American workers filed 787,000 applications for jobless benefits last week, 19,000 fewer than last week — pushing the total number of filings during the coronavirus pandemic to 73 million. The number of Americans who have filed for unemployment benefits since March is now equivalent to the populations of France and Portugal combined. The claims were down from the previous week’s revised total of 806,000. The figure breaks a three-week streak of jobless numbers clocking in above 800,000. New filings, however, have remained above the pre-pandemic record of 695,000 for 10 straight months despite falling sharply from their late March peak of about 6.8 million. “The 787,000 new unemployment claim filings were down from the week before, but the 4-week moving average continues to trend higher,” Bankrate’s chief financial analyst Greg McBride said. These are the first jobless claims since Americans began receiving their long-awaited COVID-19 stimulus checks. The $600 will be showing up in the bank accounts of people who have direct deposit set up with the IRS over the next week. The Treasury began mailing out physical checks on Wednesday for individuals who do not have their accounts linked.
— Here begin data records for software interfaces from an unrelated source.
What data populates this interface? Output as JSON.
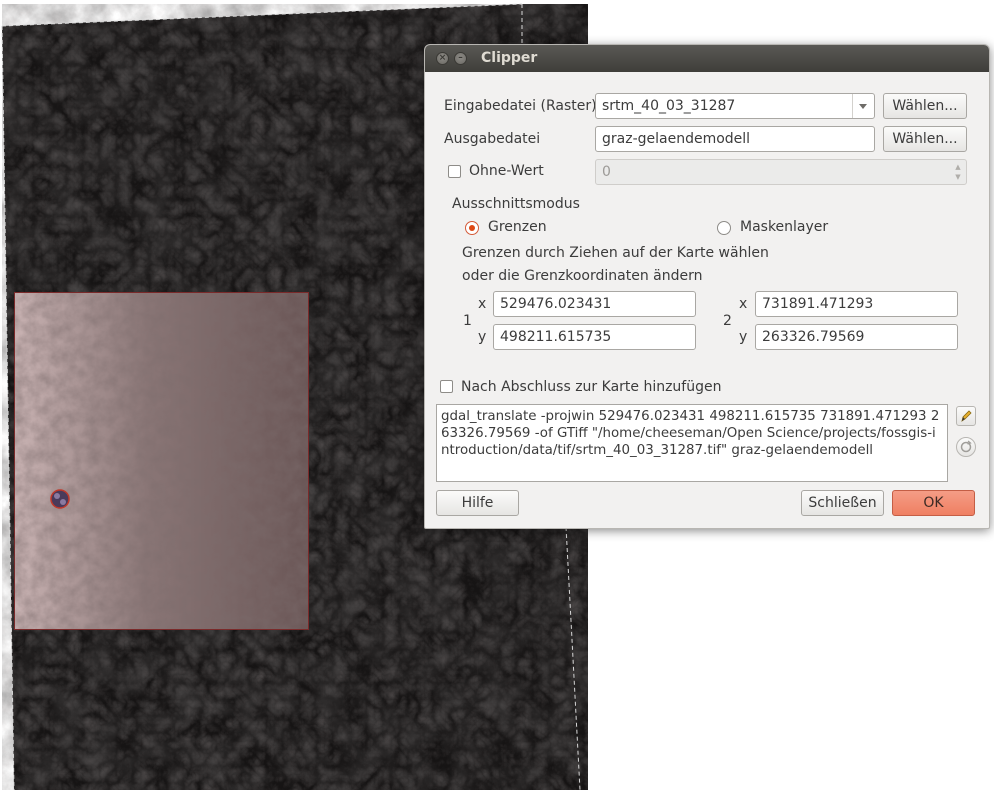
{
  "dialog": {
    "title": "Clipper",
    "input_label": "Eingabedatei (Raster)",
    "input_value": "srtm_40_03_31287",
    "input_browse": "Wählen...",
    "output_label": "Ausgabedatei",
    "output_value": "graz-gelaendemodell",
    "output_browse": "Wählen...",
    "nodata_label": "Ohne-Wert",
    "nodata_value": "0",
    "clip_mode_label": "Ausschnittsmodus",
    "mode_extent": "Grenzen",
    "mode_mask": "Maskenlayer",
    "hint_line1": "Grenzen durch Ziehen auf der Karte wählen",
    "hint_line2": "oder die Grenzkoordinaten ändern",
    "point1_label": "1",
    "point2_label": "2",
    "x_label": "x",
    "y_label": "y",
    "p1_x": "529476.023431",
    "p1_y": "498211.615735",
    "p2_x": "731891.471293",
    "p2_y": "263326.79569",
    "add_to_map_label": "Nach Abschluss zur Karte hinzufügen",
    "command": "gdal_translate -projwin 529476.023431 498211.615735 731891.471293 263326.79569 -of GTiff \"/home/cheeseman/Open Science/projects/fossgis-introduction/data/tif/srtm_40_03_31287.tif\" graz-gelaendemodell",
    "help_button": "Hilfe",
    "close_button": "Schließen",
    "ok_button": "OK"
  },
  "icons": {
    "close": "close-icon",
    "minimize": "minimize-icon",
    "edit": "pencil-icon",
    "reset": "reset-icon"
  },
  "colors": {
    "accent": "#dd4814",
    "ok_button": "#ef7f62",
    "titlebar": "#3f3e3a",
    "selection_rect": "#b8a0a0"
  }
}
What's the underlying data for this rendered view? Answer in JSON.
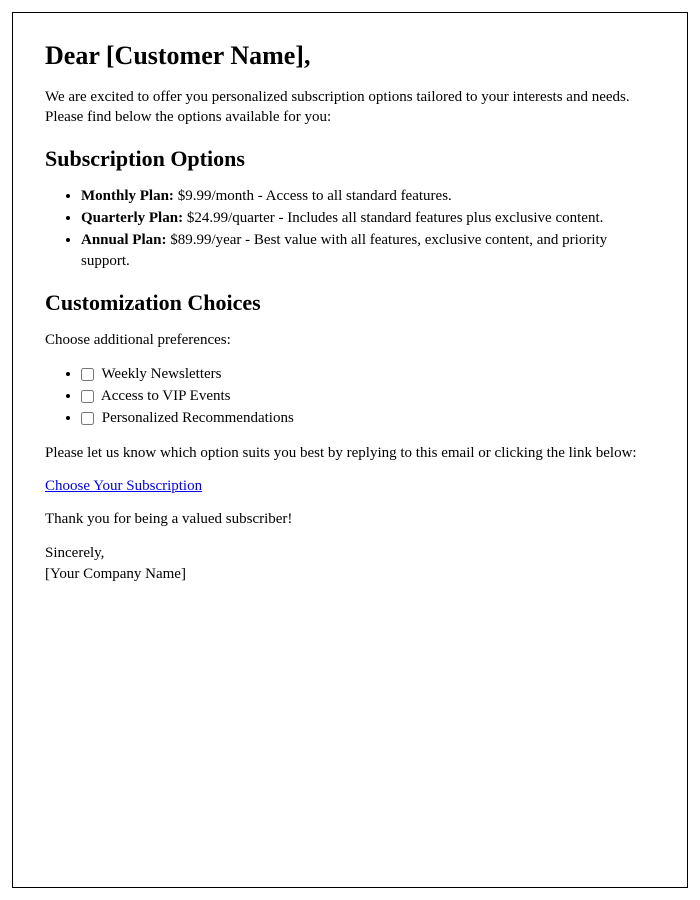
{
  "greeting": "Dear [Customer Name],",
  "intro": "We are excited to offer you personalized subscription options tailored to your interests and needs. Please find below the options available for you:",
  "subscription_heading": "Subscription Options",
  "plans": [
    {
      "label": "Monthly Plan:",
      "desc": " $9.99/month - Access to all standard features."
    },
    {
      "label": "Quarterly Plan:",
      "desc": " $24.99/quarter - Includes all standard features plus exclusive content."
    },
    {
      "label": "Annual Plan:",
      "desc": " $89.99/year - Best value with all features, exclusive content, and priority support."
    }
  ],
  "customization_heading": "Customization Choices",
  "customization_intro": "Choose additional preferences:",
  "choices": [
    " Weekly Newsletters",
    " Access to VIP Events",
    " Personalized Recommendations"
  ],
  "cta_text": "Please let us know which option suits you best by replying to this email or clicking the link below:",
  "link_text": "Choose Your Subscription",
  "thank_you": "Thank you for being a valued subscriber!",
  "signoff_line1": "Sincerely,",
  "signoff_line2": "[Your Company Name]"
}
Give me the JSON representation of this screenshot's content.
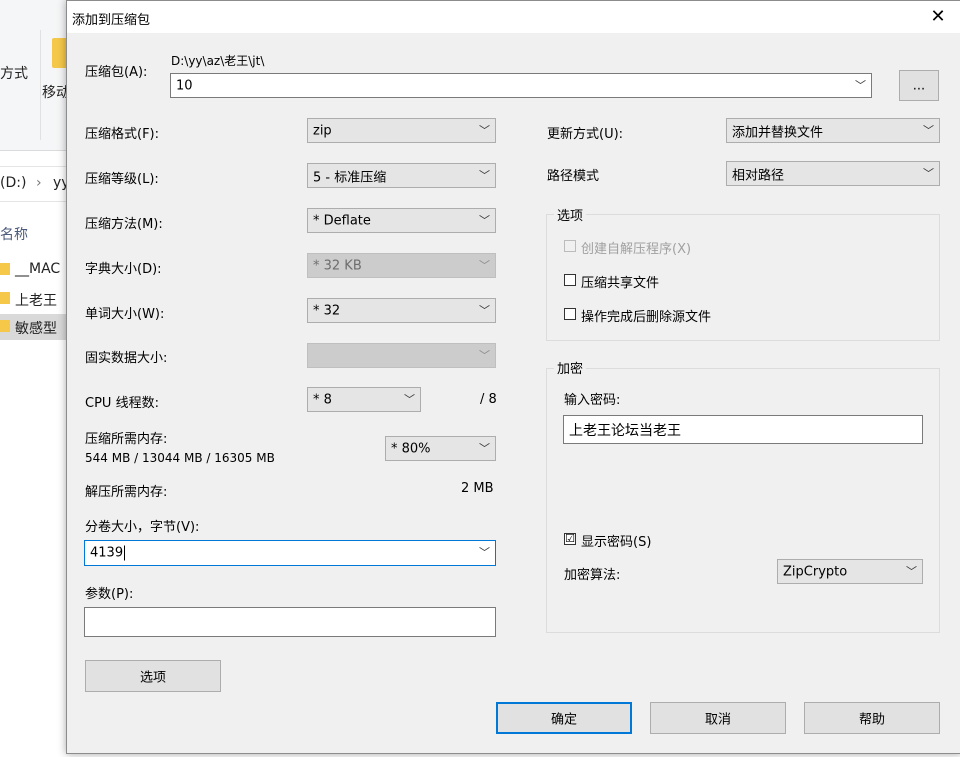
{
  "background": {
    "ribbon_text_1": "方式",
    "ribbon_text_2": "移动",
    "address_text": "(D:)",
    "address_sep": "›",
    "address_text_2": "yy",
    "list_header": "名称",
    "files": [
      "__MAC",
      "上老王",
      "敏感型"
    ]
  },
  "dialog": {
    "title": "添加到压缩包",
    "close_glyph": "✕",
    "archive_label": "压缩包(A):",
    "archive_path": "D:\\yy\\az\\老王\\jt\\",
    "archive_name": "10",
    "browse_label": "...",
    "format_label": "压缩格式(F):",
    "format_value": "zip",
    "level_label": "压缩等级(L):",
    "level_value": "5 - 标准压缩",
    "method_label": "压缩方法(M):",
    "method_value": "* Deflate",
    "dict_label": "字典大小(D):",
    "dict_value": "* 32 KB",
    "word_label": "单词大小(W):",
    "word_value": "* 32",
    "solid_label": "固实数据大小:",
    "solid_value": "",
    "cpu_label": "CPU 线程数:",
    "cpu_value": "* 8",
    "cpu_max": "/ 8",
    "mem_label": "压缩所需内存:",
    "mem_detail": "544 MB / 13044 MB / 16305 MB",
    "mem_value": "* 80%",
    "decomp_label": "解压所需内存:",
    "decomp_value": "2 MB",
    "split_label": "分卷大小，字节(V):",
    "split_value": "4139",
    "params_label": "参数(P):",
    "params_value": "",
    "options_button": "选项",
    "update_label": "更新方式(U):",
    "update_value": "添加并替换文件",
    "path_label": "路径模式",
    "path_value": "相对路径",
    "options_group": "选项",
    "opt_sfx": "创建自解压程序(X)",
    "opt_shared": "压缩共享文件",
    "opt_delete": "操作完成后删除源文件",
    "encrypt_group": "加密",
    "password_label": "输入密码:",
    "password_value": "上老王论坛当老王",
    "show_password": "显示密码(S)",
    "show_password_check": "☑",
    "algo_label": "加密算法:",
    "algo_value": "ZipCrypto",
    "ok_button": "确定",
    "cancel_button": "取消",
    "help_button": "帮助",
    "chevron": "﹀"
  }
}
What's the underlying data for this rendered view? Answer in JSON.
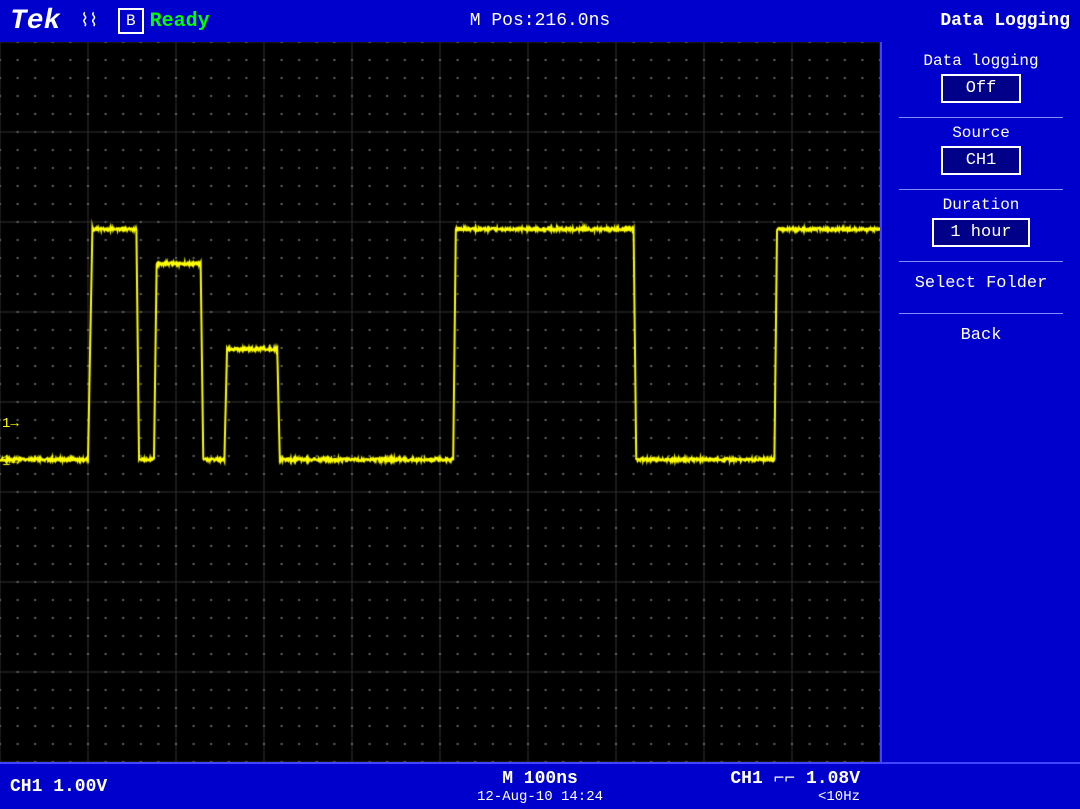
{
  "header": {
    "logo": "Tek",
    "trig_symbol": "⌇",
    "trigger_indicator": "B",
    "status": "Ready",
    "position_label": "M Pos:",
    "position_value": "216.0ns",
    "title": "Data Logging"
  },
  "right_panel": {
    "data_logging_label": "Data logging",
    "data_logging_value": "Off",
    "source_label": "Source",
    "source_value": "CH1",
    "duration_label": "Duration",
    "duration_value": "1 hour",
    "select_folder_label": "Select Folder",
    "back_label": "Back"
  },
  "bottom_bar": {
    "ch1_scale": "CH1  1.00V",
    "timebase": "M 100ns",
    "datetime": "12-Aug-10  14:24",
    "ch1_trigger": "CH1 ⌐⌐ 1.08V",
    "freq": "<10Hz"
  },
  "grid": {
    "cols": 10,
    "rows": 8,
    "color": "#555555",
    "dot_color": "#888888"
  },
  "waveform": {
    "color": "#ffff00",
    "baseline_y_fraction": 0.58
  }
}
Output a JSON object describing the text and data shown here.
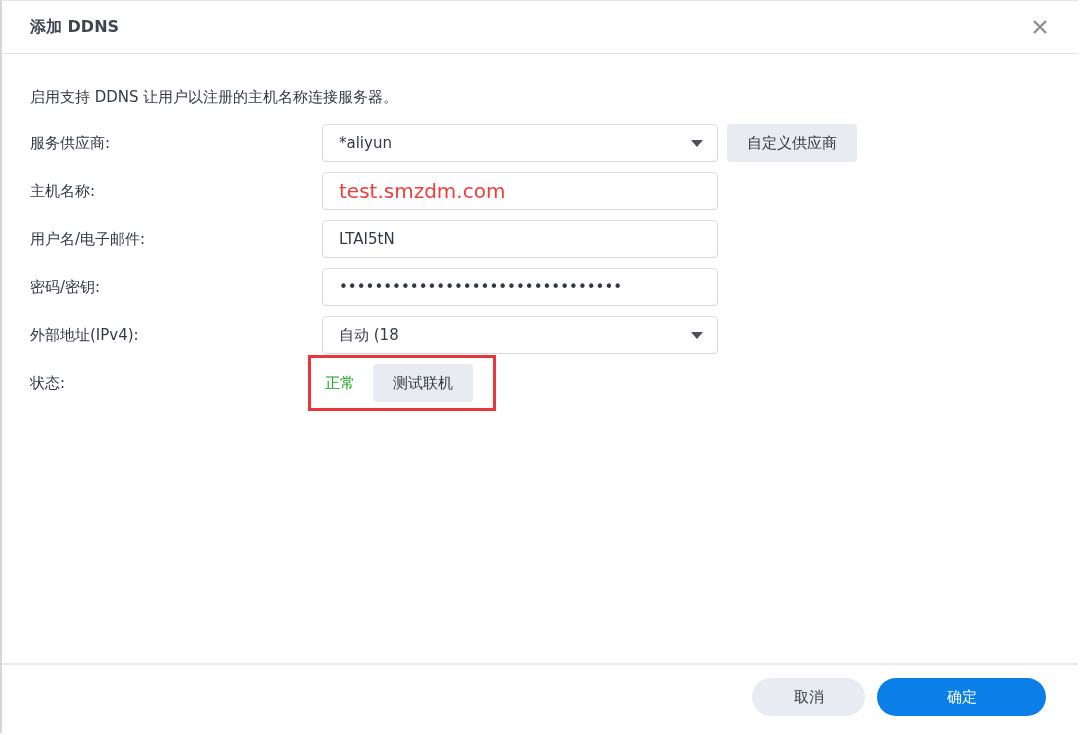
{
  "window": {
    "title": "添加 DDNS"
  },
  "description": "启用支持 DDNS 让用户以注册的主机名称连接服务器。",
  "fields": [
    {
      "label": "服务供应商:",
      "kind": "select",
      "value": "*aliyun",
      "highlight": false,
      "side_button": "自定义供应商"
    },
    {
      "label": "主机名称:",
      "kind": "text",
      "value": "test.smzdm.com",
      "highlight": true
    },
    {
      "label": "用户名/电子邮件:",
      "kind": "text",
      "value": "LTAI5tN",
      "highlight": false
    },
    {
      "label": "密码/密钥:",
      "kind": "text",
      "value": "••••••••••••••••••••••••••••••••",
      "highlight": false
    },
    {
      "label": "外部地址(IPv4):",
      "kind": "select",
      "value": "自动 (18",
      "highlight": false
    }
  ],
  "status": {
    "label": "状态:",
    "value": "正常",
    "button": "测试联机",
    "annotated": true
  },
  "buttons": [
    {
      "label": "取消",
      "primary": false
    },
    {
      "label": "确定",
      "primary": true
    }
  ]
}
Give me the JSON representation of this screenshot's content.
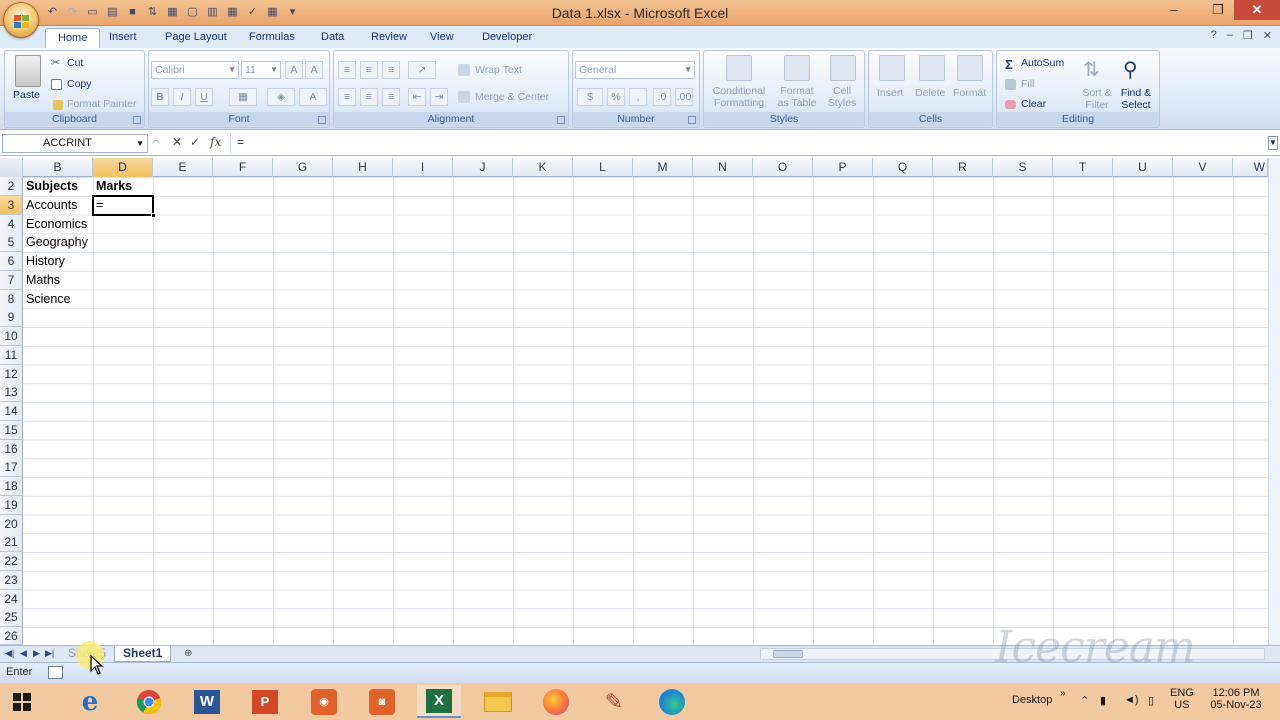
{
  "window": {
    "title": "Data 1.xlsx - Microsoft Excel",
    "controls": [
      "minimize",
      "restore",
      "close"
    ]
  },
  "ribbon_tabs": [
    "Home",
    "Insert",
    "Page Layout",
    "Formulas",
    "Data",
    "Review",
    "View",
    "Developer"
  ],
  "active_tab": "Home",
  "ribbon": {
    "clipboard": {
      "paste": "Paste",
      "cut": "Cut",
      "copy": "Copy",
      "format_painter": "Format Painter",
      "label": "Clipboard"
    },
    "font": {
      "name": "Calibri",
      "size": "11",
      "bold": "B",
      "italic": "I",
      "underline": "U",
      "label": "Font"
    },
    "alignment": {
      "wrap_text": "Wrap Text",
      "merge_center": "Merge & Center",
      "label": "Alignment"
    },
    "number": {
      "format": "General",
      "currency": "$",
      "percent": "%",
      "comma": ",",
      "label": "Number"
    },
    "styles": {
      "conditional": "Conditional",
      "conditional2": "Formatting",
      "format_table": "Format",
      "format_table2": "as Table",
      "cell_styles": "Cell",
      "cell_styles2": "Styles",
      "label": "Styles"
    },
    "cells": {
      "insert": "Insert",
      "delete": "Delete",
      "format": "Format",
      "label": "Cells"
    },
    "editing": {
      "autosum": "AutoSum",
      "fill": "Fill",
      "clear": "Clear",
      "sort_filter": "Sort &",
      "sort_filter2": "Filter",
      "find_select": "Find &",
      "find_select2": "Select",
      "label": "Editing"
    }
  },
  "formula_bar": {
    "name_box": "ACCRINT",
    "cancel": "✕",
    "enter": "✓",
    "fx": "fx",
    "content": "="
  },
  "columns": [
    "B",
    "D",
    "E",
    "F",
    "G",
    "H",
    "I",
    "J",
    "K",
    "L",
    "M",
    "N",
    "O",
    "P",
    "Q",
    "R",
    "S",
    "T",
    "U",
    "V",
    "W"
  ],
  "active_column": "D",
  "rows": [
    "2",
    "3",
    "4",
    "5",
    "6",
    "7",
    "8",
    "9",
    "10",
    "11",
    "12",
    "13",
    "14",
    "15",
    "16",
    "17",
    "18",
    "19",
    "20",
    "21",
    "22",
    "23",
    "24",
    "25",
    "26"
  ],
  "active_row": "3",
  "cells": {
    "B2": "Subjects",
    "D2": "Marks",
    "B3": "Accounts",
    "D3": "=",
    "B4": "Economics",
    "B5": "Geography",
    "B6": "History",
    "B7": "Maths",
    "B8": "Science"
  },
  "sheets": [
    "Sheet5",
    "Sheet1"
  ],
  "active_sheet": "Sheet1",
  "status": {
    "mode": "Enter"
  },
  "taskbar": {
    "apps": [
      "start-icon",
      "edge-legacy-icon",
      "chrome-icon",
      "word-icon",
      "powerpoint-icon",
      "screen-recorder-icon",
      "camera-app-icon",
      "excel-icon",
      "file-explorer-icon",
      "firefox-icon",
      "paint-icon",
      "edge-icon"
    ],
    "desktop_label": "Desktop",
    "lang": "ENG",
    "region": "US",
    "time": "12:06 PM",
    "date": "05-Nov-23"
  },
  "watermark": "Icecream"
}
President Trump considered joining Parler under a pseudonym in the months before the controversial social network went dark, its chief executive claimed in court papers. Trump had thought about moving to the Twitter-like platform — which was popular with his supporters — under the name “Person X” since at least October of last year, according to Parler CEO John Matze. The president’s purported plans were part of the reason Amazon Web Services decided to boot Parler from its servers this week, putting the fledgling company in an existential crisis, according to Matze. “Based on my interactions with AWS personnel during this period, I believe AWS’s decision to terminate service to Parler was based, not on expressed concerns about Parler’s compliance with the AWS [Customer] Agreement, but in part on a desire to deny President Trump a platform on any large social-media service,” Matze said in a declaration filed Wednesday as part of his company’s federal lawsuit against AWS. Parler CEO John Matze said his app may never return.Fox News Amazon’s cloud-computing unit forced Parler offline Monday over concerns about its failure to crack down on threats of violence its users posted in the wake of last week’s Capitol riots. Parler’s